International study highlights diabetes risks in COVID-19
An international review involving Monash University has found elderly people with diabetes who contract COVID-19 are at a much higher risk of dying from the disease - and the virus may actually trigger the onset of diabetes in normally healthy people.
The study, published in The Lancet Diabetes and Endocrinology, found that depending on the global region, 20 to 50 percent of patients diagnosed with COVID-19 during the pandemic had diabetes.
It also noted the risk of dying from COVID-19 was up to 50 per cent higher in people with diabetes, particularly elderly type 2 diabetes cases.
In Australia, one third of the 46 people who had died from COVID-19 by April 12 had diabetes, while 20 per cent of the 752 people hospitalised with the virus had diabetes.
The Lancet report was done by an international panel of experts in the field of diabetes. They came together to provide guidance and practical recommendations for the management of diabetes for clinicians in both developed and developing countries.
It was co-authored by Monash University Professor Paul Zimmet AO, from the Department of Diabetes. He is also an Honorary President of the International Diabetes Federation and co-chair of a group that has been advising the Federal Minister for Health on the Government’s National Diabetes Strategy, independent of the COVID-19 crisis
Professor Zimmet says the data highlights the real dangers COVID-19 poses to people with diabetes, as they are more susceptible to developing severe pneumonia and a septic course.
He says the study is important because it draws together what is currently known across the world about the impact of COVID-19 on people with diabetes and the increased risks they face given that this pandemic is very recent.
“Evidence from epidemiological observations in regions heavily affected by COVID-19and reports from the Centres for Disease Control (CDC) and other national health centres and hospitals showed the risk of a fatal outcome from COVID-19 is up to 50 per cent higher in patients with diabetes than in those who do not have diabetes,” the study says.
Professor Zimmet said that most of the emphasis on this review focussed on people with type 2 diabetes. Most of the current information so far focusses on this older group. He noted the risk from COVID-19 in young people with type 1 diabetes appears to be much less. Providing they have access to satisfactory health care and good control of their diabetes, he said that parents of children and adolescents with type 1 diabetes should be reassured on this issue.
The report noted that “damage to pancreatic β cells (the cells that make insulin) may lead to direct damage to the function of the pancreas”.
“Although this has not been verified in humans, they suggest that diabetes might not only be a risk factor for a severe form of COVID-19 disease, but also that infection could result in causing new onset diabetes,” the review says.

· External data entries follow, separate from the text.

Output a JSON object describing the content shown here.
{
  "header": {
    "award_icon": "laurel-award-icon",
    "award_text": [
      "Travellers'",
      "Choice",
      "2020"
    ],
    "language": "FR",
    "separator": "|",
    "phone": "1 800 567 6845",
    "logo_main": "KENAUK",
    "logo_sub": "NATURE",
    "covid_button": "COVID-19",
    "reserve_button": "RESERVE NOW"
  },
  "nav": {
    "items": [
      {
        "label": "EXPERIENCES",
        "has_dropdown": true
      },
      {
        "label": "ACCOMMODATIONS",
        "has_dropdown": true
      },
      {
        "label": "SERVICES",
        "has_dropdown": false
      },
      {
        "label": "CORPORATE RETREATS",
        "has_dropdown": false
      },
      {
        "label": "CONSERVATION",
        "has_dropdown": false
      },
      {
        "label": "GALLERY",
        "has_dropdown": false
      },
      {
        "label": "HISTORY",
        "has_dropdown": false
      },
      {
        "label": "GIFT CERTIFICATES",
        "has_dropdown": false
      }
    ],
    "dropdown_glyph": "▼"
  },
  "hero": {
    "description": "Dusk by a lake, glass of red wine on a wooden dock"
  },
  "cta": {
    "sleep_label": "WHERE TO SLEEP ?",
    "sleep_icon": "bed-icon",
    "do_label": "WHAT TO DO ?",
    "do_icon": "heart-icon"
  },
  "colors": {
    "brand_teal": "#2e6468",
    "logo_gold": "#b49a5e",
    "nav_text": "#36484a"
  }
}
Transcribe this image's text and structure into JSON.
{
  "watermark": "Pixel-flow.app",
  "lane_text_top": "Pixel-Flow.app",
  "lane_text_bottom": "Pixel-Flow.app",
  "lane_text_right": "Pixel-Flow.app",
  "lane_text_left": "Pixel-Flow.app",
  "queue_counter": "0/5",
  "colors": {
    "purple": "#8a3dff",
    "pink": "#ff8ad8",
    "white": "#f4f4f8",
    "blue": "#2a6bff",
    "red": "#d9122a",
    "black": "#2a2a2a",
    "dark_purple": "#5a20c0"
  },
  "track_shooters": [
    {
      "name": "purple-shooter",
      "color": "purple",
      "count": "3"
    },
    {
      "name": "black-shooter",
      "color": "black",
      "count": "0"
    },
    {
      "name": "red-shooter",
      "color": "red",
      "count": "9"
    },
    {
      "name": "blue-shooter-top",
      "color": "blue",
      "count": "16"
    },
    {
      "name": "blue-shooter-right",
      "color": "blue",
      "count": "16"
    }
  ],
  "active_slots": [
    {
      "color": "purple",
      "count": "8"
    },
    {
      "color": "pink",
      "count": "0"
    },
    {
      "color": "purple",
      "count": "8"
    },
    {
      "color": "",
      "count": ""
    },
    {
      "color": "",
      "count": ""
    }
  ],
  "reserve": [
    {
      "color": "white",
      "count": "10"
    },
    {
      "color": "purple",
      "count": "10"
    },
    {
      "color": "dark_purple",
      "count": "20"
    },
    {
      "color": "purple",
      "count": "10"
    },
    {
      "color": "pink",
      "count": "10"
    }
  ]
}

“Potential pancreas β cell damage caused by the virus leading to insulin deficiency is supported by the observation of Italian colleagues and the co-authors of these recommendations who have reported frequent cases of severe diabetic ketoacidosis (DKA) at the time of hospital admission.”
Professor Zimmet said the review proposed implementing testing for diabetes in people with the COVID-19 infection to identify if previously healthy individuals have developed diabetes as a result of contracting the virus.
“We should consider everyone who gets sick with COVID-19 is also tested for diabetes. They should be tested at the time they become ill as it clearly will influence their medical management and health outcome,” he said.
According to the study, patients with diabetes have an increased risk of severe complications including Adult Respiratory Distress Syndrome and multiple organ failure, including lung, heart and kidney.
Professor Zimmet said there should also be a warning to health professionals with diabetes who are engaged in care of COVID-19 patients to ensure they have the protection they need to prevent contracting the virus.
He said the consensus group noted some sub-groups of people with diabetes may also require specific attention. They include:
- Persons with poor metabolic (blood sugar) control of their diabetes.
- Diabetes with complications, and overall, there is a high risk of kidney failure in those critically ill with COVID-19 infection.
- A significant number of persons with type 2 diabetes are obese and this may cauise problems in management.
- Management of persons with diabetes who have had bariatric surgery for obesity will require special attention.
- Persons who have had transplantations of the pancreas and kidneys, or are on regular dialysis.
- Those on immunosuppressive therapy for other disorders, and/or on cortisone.
- Those on certain diabetes medications which may affect progress if they are very ill.
- Most patients with type 2 diabetes have other components of the metabolic syndrome including hypertension and high blood lipid (fats). Therefore, continuation with an appropriate antihypertensive and lipid-lowering regimen in all these patients is of crucial importance.